WHAT TO DO:
Extract the records below word for word and ignore the images.

SOURCE DATA:
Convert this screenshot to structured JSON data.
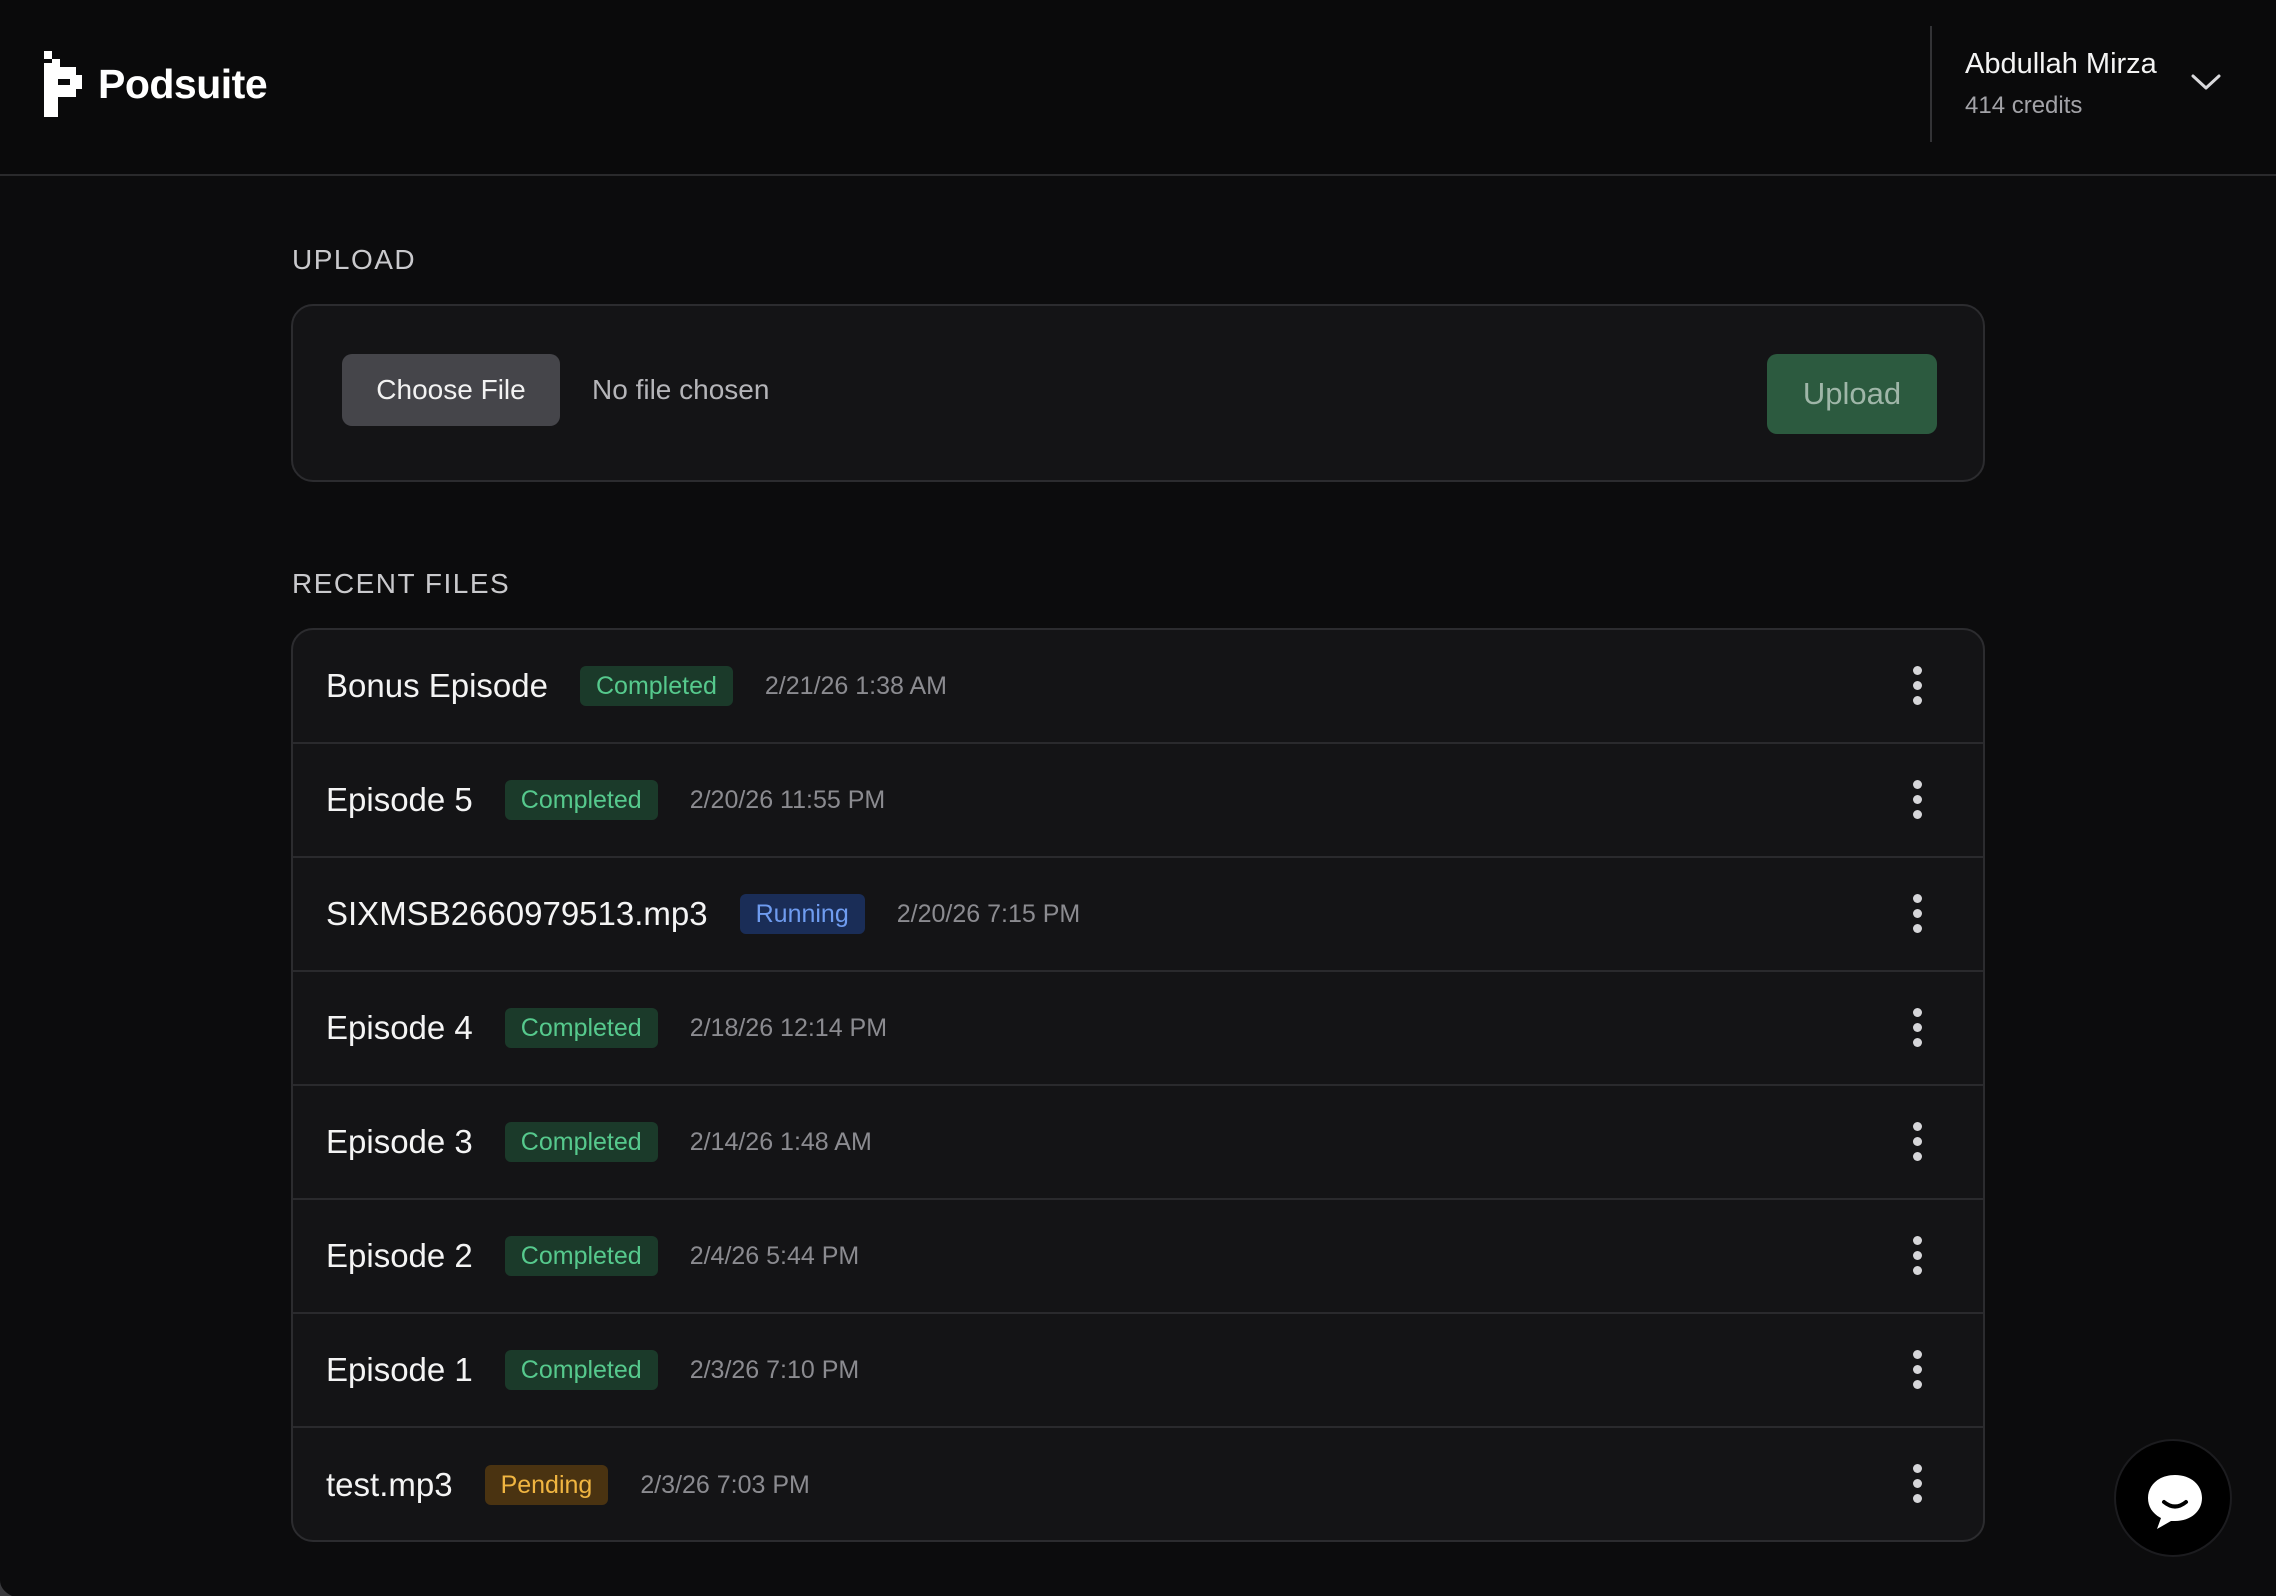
{
  "header": {
    "brand": "Podsuite",
    "user_name": "Abdullah Mirza",
    "credits": "414 credits"
  },
  "upload": {
    "section_label": "UPLOAD",
    "choose_file_label": "Choose File",
    "no_file_text": "No file chosen",
    "upload_label": "Upload"
  },
  "recent": {
    "section_label": "RECENT FILES",
    "files": [
      {
        "name": "Bonus Episode",
        "status": "Completed",
        "date": "2/21/26 1:38 AM"
      },
      {
        "name": "Episode 5",
        "status": "Completed",
        "date": "2/20/26 11:55 PM"
      },
      {
        "name": "SIXMSB2660979513.mp3",
        "status": "Running",
        "date": "2/20/26 7:15 PM"
      },
      {
        "name": "Episode 4",
        "status": "Completed",
        "date": "2/18/26 12:14 PM"
      },
      {
        "name": "Episode 3",
        "status": "Completed",
        "date": "2/14/26 1:48 AM"
      },
      {
        "name": "Episode 2",
        "status": "Completed",
        "date": "2/4/26 5:44 PM"
      },
      {
        "name": "Episode 1",
        "status": "Completed",
        "date": "2/3/26 7:10 PM"
      },
      {
        "name": "test.mp3",
        "status": "Pending",
        "date": "2/3/26 7:03 PM"
      }
    ]
  },
  "colors": {
    "background": "#0c0c0d",
    "card": "#141416",
    "completed": "#56c98d",
    "running": "#6f9cf0",
    "pending": "#f0b541",
    "upload_button": "#2c5a3f"
  },
  "icons": {
    "brand": "podsuite-logo-icon",
    "user_menu": "chevron-down-icon",
    "row_menu": "more-vertical-icon",
    "chat": "chat-bubble-icon"
  }
}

SOLUTION TO THIS TASK:
Convert this screenshot to structured JSON data.
{
  "header": {
    "brand": "Podsuite",
    "user_name": "Abdullah Mirza",
    "credits": "414 credits"
  },
  "upload": {
    "section_label": "UPLOAD",
    "choose_file_label": "Choose File",
    "no_file_text": "No file chosen",
    "upload_label": "Upload"
  },
  "recent": {
    "section_label": "RECENT FILES",
    "files": [
      {
        "name": "Bonus Episode",
        "status": "Completed",
        "date": "2/21/26 1:38 AM"
      },
      {
        "name": "Episode 5",
        "status": "Completed",
        "date": "2/20/26 11:55 PM"
      },
      {
        "name": "SIXMSB2660979513.mp3",
        "status": "Running",
        "date": "2/20/26 7:15 PM"
      },
      {
        "name": "Episode 4",
        "status": "Completed",
        "date": "2/18/26 12:14 PM"
      },
      {
        "name": "Episode 3",
        "status": "Completed",
        "date": "2/14/26 1:48 AM"
      },
      {
        "name": "Episode 2",
        "status": "Completed",
        "date": "2/4/26 5:44 PM"
      },
      {
        "name": "Episode 1",
        "status": "Completed",
        "date": "2/3/26 7:10 PM"
      },
      {
        "name": "test.mp3",
        "status": "Pending",
        "date": "2/3/26 7:03 PM"
      }
    ]
  },
  "colors": {
    "background": "#0c0c0d",
    "card": "#141416",
    "completed": "#56c98d",
    "running": "#6f9cf0",
    "pending": "#f0b541",
    "upload_button": "#2c5a3f"
  },
  "icons": {
    "brand": "podsuite-logo-icon",
    "user_menu": "chevron-down-icon",
    "row_menu": "more-vertical-icon",
    "chat": "chat-bubble-icon"
  }
}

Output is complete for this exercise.